In the case of bulimia more characteristic behavior is vomiting after eating. In the case of diabulimia, instead of causing the vomiting is omitted the dose of insulin. The consequences can be very serious for the health, since complications appear by not following proper treatment of diabetes.
Causes and Symptoms
The main cause of diabulimia, as well as other eating disorders lies in the obsession with losing weight to meet strict standards of thinness.
The logical concern about diet can end up becoming an obsession and, in the case of diabetics, make that even the diabetes pass to be considered a secondary problem. The low self-esteem and episodes of anxiety or depression are often also present.
What are the warning signs of diabulimia? First, poor control of the disease and the record values of blood glucose monitoring that do not match the medical analytics. To this excessive weight loss, the tendency to isolate themselves at mealtime or inject the dose of insulin and an excessive concern for food adds and occasionally, for doing exercise.
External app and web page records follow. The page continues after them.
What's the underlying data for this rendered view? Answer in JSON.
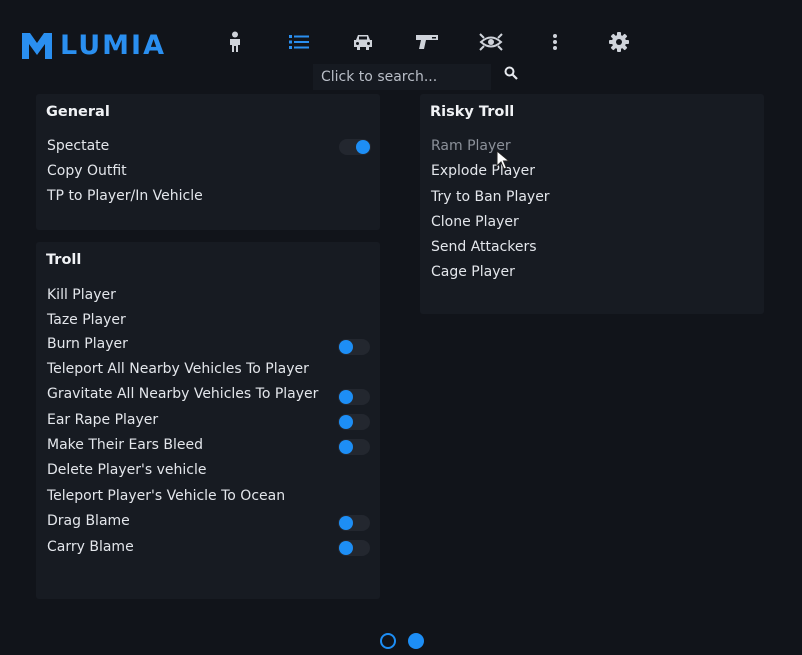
{
  "brand": {
    "name": "LUMIA",
    "color": "#2a8ff0"
  },
  "nav": {
    "icons": [
      "person-icon",
      "list-icon",
      "car-icon",
      "gun-icon",
      "eye-icon",
      "more-vertical-icon",
      "gear-icon"
    ],
    "active": "list-icon"
  },
  "search": {
    "placeholder": "Click to search..."
  },
  "panels": {
    "general": {
      "title": "General",
      "items": [
        {
          "label": "Spectate",
          "toggle": "on"
        },
        {
          "label": "Copy Outfit"
        },
        {
          "label": "TP to Player/In Vehicle"
        }
      ]
    },
    "troll": {
      "title": "Troll",
      "items": [
        {
          "label": "Kill Player"
        },
        {
          "label": "Taze Player"
        },
        {
          "label": "Burn Player",
          "toggle": "off"
        },
        {
          "label": "Teleport All Nearby Vehicles To Player"
        },
        {
          "label": "Gravitate All Nearby Vehicles To Player",
          "toggle": "off"
        },
        {
          "label": "Ear Rape Player",
          "toggle": "off"
        },
        {
          "label": "Make Their Ears Bleed",
          "toggle": "off"
        },
        {
          "label": "Delete Player's vehicle"
        },
        {
          "label": "Teleport Player's Vehicle To Ocean"
        },
        {
          "label": "Drag Blame",
          "toggle": "off"
        },
        {
          "label": "Carry Blame",
          "toggle": "off"
        }
      ]
    },
    "risky_troll": {
      "title": "Risky Troll",
      "items": [
        {
          "label": "Ram Player",
          "state": "hovered"
        },
        {
          "label": "Explode Player"
        },
        {
          "label": "Try to Ban Player"
        },
        {
          "label": "Clone Player"
        },
        {
          "label": "Send Attackers"
        },
        {
          "label": "Cage Player"
        }
      ]
    }
  },
  "pagination": {
    "pages": 2,
    "current": 2
  },
  "colors": {
    "accent": "#1d8ef5",
    "background": "#11141a",
    "panel": "#171b22"
  }
}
Do exercise compulsively, in order to lose weight; it can have negative health consequences.
To this must be added other symptoms common to diabetes, such as fatigue, increased appetite, thirst, urge to urinate more often and concentration difficulties.
Skip doses of insulin in type 1 diabetics may increase the risk of hypoglycemia. The diabulimia can also cause blindness, kidney problems or diabetic coma. The treatment, in this case, has a two-pronged approach: on the one hand, reset the insulin treatment and, on the other hand, nutritional and psychological therapy to redirect feeding problems.